And, who, any way, did not hear the dim raised by the high level of indiscipline in our camp in London, while the Olympics lasted? In fact, such was the high level of infractions that the Presidency despatched emissaries to ask for a truce. Nigeria. Poor country.
Well, as I said, it is painful not to hear my ‘Arise, o compatiots’ national anthem rendered at the podium. It is far more painful when Granada, a country of just 107,000 people, produced a golden athlete, and in the face of the fact that some Nigerians,competing for other nations, actually won laurels. What can be wrong with us more than the singular fact, that , owing to poor attitude, we consistently fail to do the right things at the right time, for the right purpose and in the right quantum (and, I may add, quality, ).

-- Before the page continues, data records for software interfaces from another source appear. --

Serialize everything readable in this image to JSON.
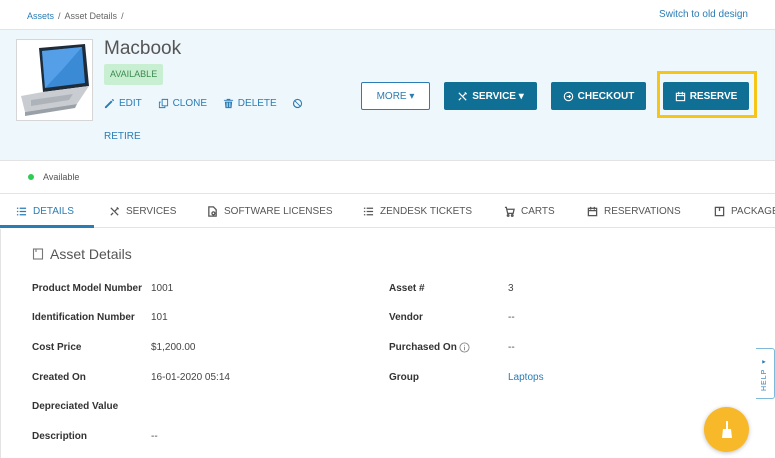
{
  "breadcrumb": [
    "Assets",
    "Asset Details"
  ],
  "switch_link": "Switch to old design",
  "asset": {
    "name": "Macbook",
    "status_pill": "AVAILABLE"
  },
  "actions": {
    "edit": "EDIT",
    "clone": "CLONE",
    "delete": "DELETE",
    "retire": "RETIRE"
  },
  "buttons": {
    "more": "MORE ▾",
    "service": "SERVICE ▾",
    "checkout": "CHECKOUT",
    "reserve": "RESERVE"
  },
  "status_row": {
    "text": "Available",
    "dot_color": "#2ecc52"
  },
  "tabs": [
    "DETAILS",
    "SERVICES",
    "SOFTWARE LICENSES",
    "ZENDESK TICKETS",
    "CARTS",
    "RESERVATIONS",
    "PACKAGE"
  ],
  "section_title": "Asset Details",
  "fields_left": [
    {
      "label": "Product Model Number",
      "value": "1001"
    },
    {
      "label": "Identification Number",
      "value": "101"
    },
    {
      "label": "Cost Price",
      "value": "$1,200.00"
    },
    {
      "label": "Created On",
      "value": "16-01-2020 05:14"
    },
    {
      "label": "Depreciated Value",
      "value": ""
    },
    {
      "label": "Description",
      "value": "--"
    }
  ],
  "fields_right": [
    {
      "label": "Asset #",
      "value": "3"
    },
    {
      "label": "Vendor",
      "value": "--"
    },
    {
      "label": "Purchased On",
      "value": "--"
    },
    {
      "label": "Group",
      "value": "Laptops"
    }
  ],
  "help_tab": "HELP ◂",
  "colors": {
    "primary": "#0f6f94",
    "link": "#2a7cb5",
    "highlight": "#f5c518",
    "fab": "#f7b82a"
  }
}
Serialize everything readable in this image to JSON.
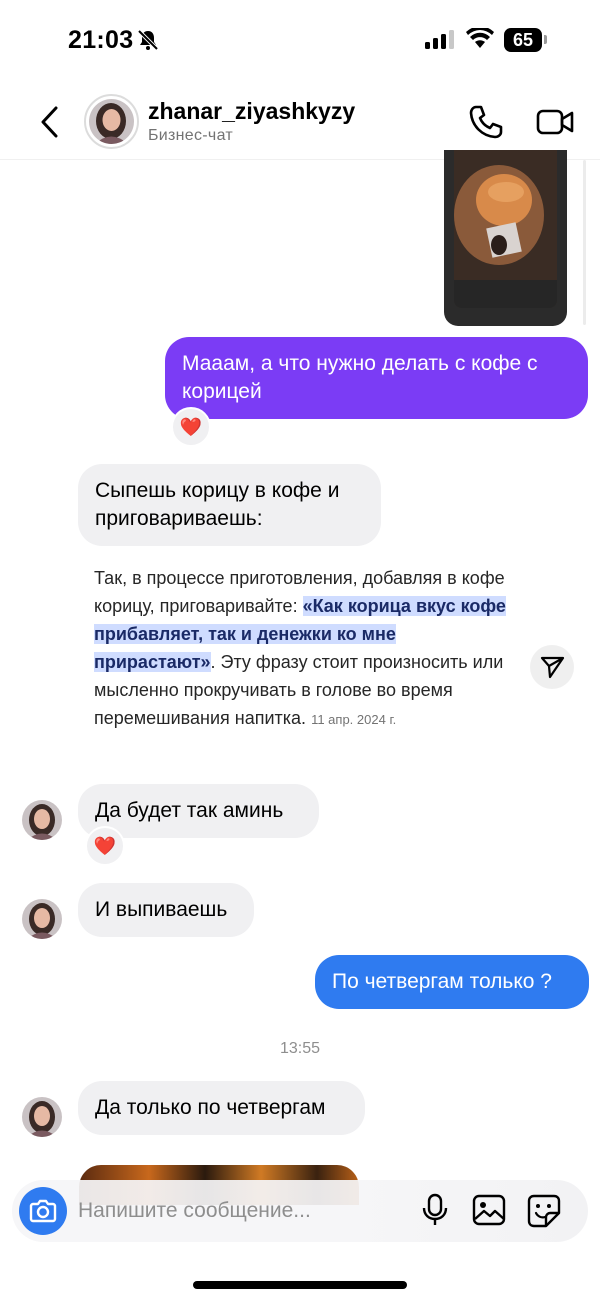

Much as I lament our woeful failure in London, I am more pained by the fact that, as in education, security, agriculture, etc, so in sports: we never learn any useful lessons by seeking effective remedies to the problems that dog us. How does one get an appropriate answer to a problem by repeatedly applying the same wrong remedy, in the same way and manner , as in the first instance? Is it possible to make wool out of the dog’s ear? Is it feasible that clement seas make efficient sailors? Does enduring success come from flimsy practice?
Failure is bad goodness- in that it offers an opportunity for the failure to reassess his strategy and approach procedures in an effort to gain a more purposeful result. But, failure, for fools, provides an opportunity for excuses, rather than an opportunity to better prepare for a better outing. And, my country, Nigeria, belongs in the second group-fools-who never learn that failure provides the best material-experience-for the wise to build on. My fear is that, as we are wont, we will sweep everything about London 2012 under the carpet, and in 2016, engage in the same fire-brigade approach to the Olympics of that year in Rio De Janeiro, Brazil. Yes: Mark my words- that year, we would still be praying , or sleeping around town with funds meant for our Olympic outing, while serious nations are already awaiting their call up for honour on the podium. Yes. The snake remains its old self, no matter how many times it moults. That’s my country. Poor Nigeria.
No man is truly out, unless he so regards himself.